== About this exercise ==
Please report how many lines in the data underneath hold the word "face", with no other text.

== Exercise input ==

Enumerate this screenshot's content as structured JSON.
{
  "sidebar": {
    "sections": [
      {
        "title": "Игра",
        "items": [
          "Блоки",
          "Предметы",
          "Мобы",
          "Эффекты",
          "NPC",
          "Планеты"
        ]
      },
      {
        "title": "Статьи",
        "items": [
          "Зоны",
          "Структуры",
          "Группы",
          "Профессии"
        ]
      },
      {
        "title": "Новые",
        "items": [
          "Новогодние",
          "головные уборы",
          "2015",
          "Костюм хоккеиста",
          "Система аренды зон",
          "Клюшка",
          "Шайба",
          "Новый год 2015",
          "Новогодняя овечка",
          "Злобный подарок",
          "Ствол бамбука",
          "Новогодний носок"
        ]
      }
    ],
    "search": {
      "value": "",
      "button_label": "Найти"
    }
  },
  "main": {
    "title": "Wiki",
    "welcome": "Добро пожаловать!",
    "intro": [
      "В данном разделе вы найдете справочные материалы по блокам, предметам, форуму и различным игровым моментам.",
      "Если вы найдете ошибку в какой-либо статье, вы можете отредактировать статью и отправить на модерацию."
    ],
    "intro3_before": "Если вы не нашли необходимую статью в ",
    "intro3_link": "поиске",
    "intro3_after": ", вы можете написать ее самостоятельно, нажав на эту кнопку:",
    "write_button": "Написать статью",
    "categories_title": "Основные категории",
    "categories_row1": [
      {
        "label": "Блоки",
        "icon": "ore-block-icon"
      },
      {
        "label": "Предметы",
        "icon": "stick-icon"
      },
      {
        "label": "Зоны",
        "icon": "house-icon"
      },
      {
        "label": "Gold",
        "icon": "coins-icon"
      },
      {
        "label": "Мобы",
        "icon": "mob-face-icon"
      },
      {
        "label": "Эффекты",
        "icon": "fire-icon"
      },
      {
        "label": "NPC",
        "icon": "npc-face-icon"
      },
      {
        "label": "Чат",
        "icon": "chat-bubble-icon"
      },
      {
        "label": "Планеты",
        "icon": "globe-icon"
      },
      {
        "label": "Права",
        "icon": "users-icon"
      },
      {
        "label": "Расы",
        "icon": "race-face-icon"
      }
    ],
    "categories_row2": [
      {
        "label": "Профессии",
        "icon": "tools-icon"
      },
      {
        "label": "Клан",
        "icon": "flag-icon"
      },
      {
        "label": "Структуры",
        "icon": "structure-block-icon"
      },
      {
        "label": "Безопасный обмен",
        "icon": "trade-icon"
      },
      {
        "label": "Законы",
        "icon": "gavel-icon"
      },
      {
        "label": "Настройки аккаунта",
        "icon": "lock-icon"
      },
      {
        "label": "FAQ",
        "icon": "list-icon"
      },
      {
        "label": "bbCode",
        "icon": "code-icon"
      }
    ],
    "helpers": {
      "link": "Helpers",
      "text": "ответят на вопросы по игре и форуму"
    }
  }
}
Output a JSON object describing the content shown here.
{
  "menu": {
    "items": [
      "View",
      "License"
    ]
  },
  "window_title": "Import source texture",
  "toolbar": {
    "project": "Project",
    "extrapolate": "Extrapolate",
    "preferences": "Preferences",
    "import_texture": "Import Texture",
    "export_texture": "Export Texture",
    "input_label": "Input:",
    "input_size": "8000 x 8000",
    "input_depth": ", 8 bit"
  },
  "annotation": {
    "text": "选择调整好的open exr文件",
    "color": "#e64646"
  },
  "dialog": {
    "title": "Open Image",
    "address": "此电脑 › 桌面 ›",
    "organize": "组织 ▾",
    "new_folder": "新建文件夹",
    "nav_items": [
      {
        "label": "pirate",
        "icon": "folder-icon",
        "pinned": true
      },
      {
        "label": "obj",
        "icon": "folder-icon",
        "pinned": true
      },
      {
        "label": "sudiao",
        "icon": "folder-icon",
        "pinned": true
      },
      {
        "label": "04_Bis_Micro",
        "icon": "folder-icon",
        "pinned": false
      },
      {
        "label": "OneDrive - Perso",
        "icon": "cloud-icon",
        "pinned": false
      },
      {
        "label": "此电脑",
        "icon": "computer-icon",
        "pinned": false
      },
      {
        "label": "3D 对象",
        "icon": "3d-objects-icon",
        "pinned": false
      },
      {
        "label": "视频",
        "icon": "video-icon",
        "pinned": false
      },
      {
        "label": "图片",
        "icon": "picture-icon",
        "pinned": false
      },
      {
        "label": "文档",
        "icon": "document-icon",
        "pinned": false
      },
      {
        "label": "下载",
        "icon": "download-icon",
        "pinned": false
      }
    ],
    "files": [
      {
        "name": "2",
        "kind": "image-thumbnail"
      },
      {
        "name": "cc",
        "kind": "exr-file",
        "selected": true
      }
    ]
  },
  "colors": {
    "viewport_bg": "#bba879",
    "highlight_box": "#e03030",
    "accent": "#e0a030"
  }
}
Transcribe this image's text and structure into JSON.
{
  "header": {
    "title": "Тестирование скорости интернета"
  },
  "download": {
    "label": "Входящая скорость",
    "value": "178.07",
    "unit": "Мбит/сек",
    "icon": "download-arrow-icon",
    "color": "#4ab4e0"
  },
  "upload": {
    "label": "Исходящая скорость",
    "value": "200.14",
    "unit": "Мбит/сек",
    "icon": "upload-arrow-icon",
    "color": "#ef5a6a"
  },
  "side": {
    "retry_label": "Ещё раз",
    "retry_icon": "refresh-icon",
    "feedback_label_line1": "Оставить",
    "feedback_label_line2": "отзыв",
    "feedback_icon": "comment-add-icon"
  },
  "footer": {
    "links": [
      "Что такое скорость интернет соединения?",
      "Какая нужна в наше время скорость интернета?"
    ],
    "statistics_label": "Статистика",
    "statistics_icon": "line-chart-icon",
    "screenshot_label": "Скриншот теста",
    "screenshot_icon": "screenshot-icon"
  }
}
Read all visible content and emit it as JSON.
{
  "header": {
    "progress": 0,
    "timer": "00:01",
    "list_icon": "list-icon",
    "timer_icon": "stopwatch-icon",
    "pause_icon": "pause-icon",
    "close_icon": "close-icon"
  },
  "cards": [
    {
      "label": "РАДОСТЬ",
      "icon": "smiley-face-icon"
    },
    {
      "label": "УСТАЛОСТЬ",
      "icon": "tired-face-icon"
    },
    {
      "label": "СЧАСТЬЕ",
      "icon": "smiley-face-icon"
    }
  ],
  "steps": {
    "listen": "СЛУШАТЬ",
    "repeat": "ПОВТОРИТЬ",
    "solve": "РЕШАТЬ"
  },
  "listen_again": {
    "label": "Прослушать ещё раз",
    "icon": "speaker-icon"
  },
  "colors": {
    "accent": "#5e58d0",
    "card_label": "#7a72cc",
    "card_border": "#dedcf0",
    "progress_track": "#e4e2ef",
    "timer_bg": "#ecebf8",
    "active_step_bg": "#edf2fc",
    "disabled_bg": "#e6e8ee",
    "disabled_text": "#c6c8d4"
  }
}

== Solution ==
6